Whether you’ve lived in the Midcoast for a year or from your first breath, you know there’s an inherent symbiosis between summer residents and the year-round economy. It may not be the end of May, but to turn our backs on returning seasonal homeowners in need is shortsighted.
While Knox County and much of the country struggles with a forced new reality and closes businesses — be they medical, legal, retail, or fitness — and schools remain shuttered through April and likely beyond, it’s hard to blame people flocking to seasonal homes now for a calm harbor in a sea of global chaos. Similarly, people returning from extended vacations in more infected parts of the country and world to Maine can’t be cast as pariahs.
What we can and must do to stem community spread in the Midcoast is remove the stigma of importing the virus and replace it with a forthright sense of honesty, urgency, and compassion.
For all of the lights that will flicker on ahead of season in the coming days and weeks, know the people inside need help. Doing so now protects us all. Help them help the greater community by giving seasonal neighbors lists of businesses delivering food and hardware. If you can, offer to do the pickups to limit exposure to retail workers bringing curbside orders to waiting vehicles. However you can, help them stay in place for two weeks and lessen the chance of inadvertently spreading COVID 19 in the Midcoast. Returning homeowners can help by recognizing our local hospitals already have a shortage of testing equipment and gear and understanding their need to isolate for 14 days isn’t a snub; it’s a potential lifeline.

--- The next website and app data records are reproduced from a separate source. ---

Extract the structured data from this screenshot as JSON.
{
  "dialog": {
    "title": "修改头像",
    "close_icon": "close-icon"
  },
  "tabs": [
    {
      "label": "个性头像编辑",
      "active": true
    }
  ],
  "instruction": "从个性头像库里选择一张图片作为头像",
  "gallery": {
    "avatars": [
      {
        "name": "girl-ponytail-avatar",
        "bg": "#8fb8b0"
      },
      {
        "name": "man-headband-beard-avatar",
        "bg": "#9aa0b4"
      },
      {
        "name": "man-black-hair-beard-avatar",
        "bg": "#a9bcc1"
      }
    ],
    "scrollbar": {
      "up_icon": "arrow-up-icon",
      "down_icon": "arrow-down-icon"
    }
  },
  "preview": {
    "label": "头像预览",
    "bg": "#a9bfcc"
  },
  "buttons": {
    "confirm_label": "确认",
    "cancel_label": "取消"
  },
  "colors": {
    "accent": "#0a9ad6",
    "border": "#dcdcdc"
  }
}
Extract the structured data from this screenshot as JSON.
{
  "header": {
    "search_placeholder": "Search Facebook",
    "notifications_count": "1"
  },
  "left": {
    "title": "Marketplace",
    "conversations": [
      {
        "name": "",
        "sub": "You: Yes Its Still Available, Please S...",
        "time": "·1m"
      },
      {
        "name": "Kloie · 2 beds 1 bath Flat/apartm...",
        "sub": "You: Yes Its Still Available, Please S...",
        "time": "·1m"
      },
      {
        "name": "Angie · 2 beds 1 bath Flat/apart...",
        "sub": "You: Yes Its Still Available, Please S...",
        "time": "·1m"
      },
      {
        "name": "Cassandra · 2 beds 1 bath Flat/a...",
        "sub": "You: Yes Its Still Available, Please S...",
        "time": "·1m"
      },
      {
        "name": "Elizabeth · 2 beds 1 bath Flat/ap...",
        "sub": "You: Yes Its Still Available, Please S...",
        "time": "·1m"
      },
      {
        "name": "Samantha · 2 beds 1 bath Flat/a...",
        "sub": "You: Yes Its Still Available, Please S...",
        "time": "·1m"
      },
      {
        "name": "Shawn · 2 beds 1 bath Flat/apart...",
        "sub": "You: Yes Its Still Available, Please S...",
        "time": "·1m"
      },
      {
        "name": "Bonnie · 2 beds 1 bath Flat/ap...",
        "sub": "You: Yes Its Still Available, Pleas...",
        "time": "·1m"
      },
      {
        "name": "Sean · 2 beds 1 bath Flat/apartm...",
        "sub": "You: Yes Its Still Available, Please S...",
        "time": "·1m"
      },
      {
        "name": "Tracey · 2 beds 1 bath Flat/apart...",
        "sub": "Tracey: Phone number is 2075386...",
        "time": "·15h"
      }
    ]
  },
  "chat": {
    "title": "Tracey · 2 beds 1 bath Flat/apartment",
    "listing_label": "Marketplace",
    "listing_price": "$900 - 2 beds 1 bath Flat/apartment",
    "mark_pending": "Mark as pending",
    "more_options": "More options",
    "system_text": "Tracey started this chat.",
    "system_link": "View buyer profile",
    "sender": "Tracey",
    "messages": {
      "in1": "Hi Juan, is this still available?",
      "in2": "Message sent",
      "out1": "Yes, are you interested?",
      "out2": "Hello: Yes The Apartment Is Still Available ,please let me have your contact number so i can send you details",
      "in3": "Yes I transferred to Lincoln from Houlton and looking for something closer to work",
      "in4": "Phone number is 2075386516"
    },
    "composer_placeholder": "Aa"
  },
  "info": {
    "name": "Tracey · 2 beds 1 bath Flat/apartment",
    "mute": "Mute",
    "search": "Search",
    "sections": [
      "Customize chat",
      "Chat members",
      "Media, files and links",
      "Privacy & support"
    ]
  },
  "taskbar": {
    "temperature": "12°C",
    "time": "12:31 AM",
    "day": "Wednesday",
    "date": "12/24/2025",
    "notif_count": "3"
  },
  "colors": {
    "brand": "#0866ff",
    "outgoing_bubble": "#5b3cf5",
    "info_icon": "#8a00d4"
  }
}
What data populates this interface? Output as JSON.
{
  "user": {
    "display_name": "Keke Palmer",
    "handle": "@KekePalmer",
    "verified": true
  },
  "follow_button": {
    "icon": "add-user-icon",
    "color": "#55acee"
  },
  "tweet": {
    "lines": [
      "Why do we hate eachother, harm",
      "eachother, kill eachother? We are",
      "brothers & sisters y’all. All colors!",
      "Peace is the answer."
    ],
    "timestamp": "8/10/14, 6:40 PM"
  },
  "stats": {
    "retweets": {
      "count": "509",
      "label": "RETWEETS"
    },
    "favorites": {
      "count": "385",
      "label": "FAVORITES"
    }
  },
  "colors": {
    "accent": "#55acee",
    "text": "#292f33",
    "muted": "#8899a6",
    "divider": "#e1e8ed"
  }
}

At the same time, residents have reason to demand for more accurate local reporting of known cases.
The current Centers for Disease Control (CDC) guidelines for reporting known cases is creating a false sense of security in Knox County, and elsewhere. The first case, tallied just a week ago, was quickly changed instead to reflect as NYC, the man’s residence listed on his driver’s license. This, according to excellent reporting by Steve Betts of The Courier Gazette, is the prescribed accounting of all COVID 19 cases to avoid double counting. The fact he had a home in Hope became irrelevant to national statistics.
The seasonal, undocumented residence is the greatest importance for local precautions. National number crunchers can have their place of origin, but local municipalities must know real time cases on the ground. Anything less invites community spread akin to what rages in Cumberland County.
The CDC numbers of positive tests conducted in Knox County on seasonal residents or visitors, is relevant. Knowing where these people plan to quarantine and how many people they should include in their umbrella of caution is also important. As Italian doctors have learned, the virus can be rampant in asymptomatic people, particularly younger people.
EMS or public safety officials may be asked to respond to the homes of infected people in the days and weeks to come. They deserve to know, in a forthright manner, if they are potentially entering an infected home. We need to encourage people to be clear about their travel schedules and to isolate accordingly. If we hope to protect residents from inadvertent spread we must encourage returning residents to seek help, to isolate, to not think of indicating the truth of their travels as a Scarlett Letter. Truthfullness and shared responsibility now may just be the badge of honor for the future health of the Midcoast we all love.
The State of Maine must quickly adopt its own reporting mechanism to accurately reflect known cases by town. Only then will residents fully appreciate the need for isolating upon re-entry to the Midcoast, along with general distancing already implemented by Governor Mills. We’re all asking to go to unusual lengths to protect the greater good. Helping summer residents a bit ahead of schedule shouldn’t be too much a burden to carry, nor do seasonal residents need to feel stigmatized by geography. The sooner we come to conclusion we are all in this together, the better.
Lorie Costigan lives in Appleton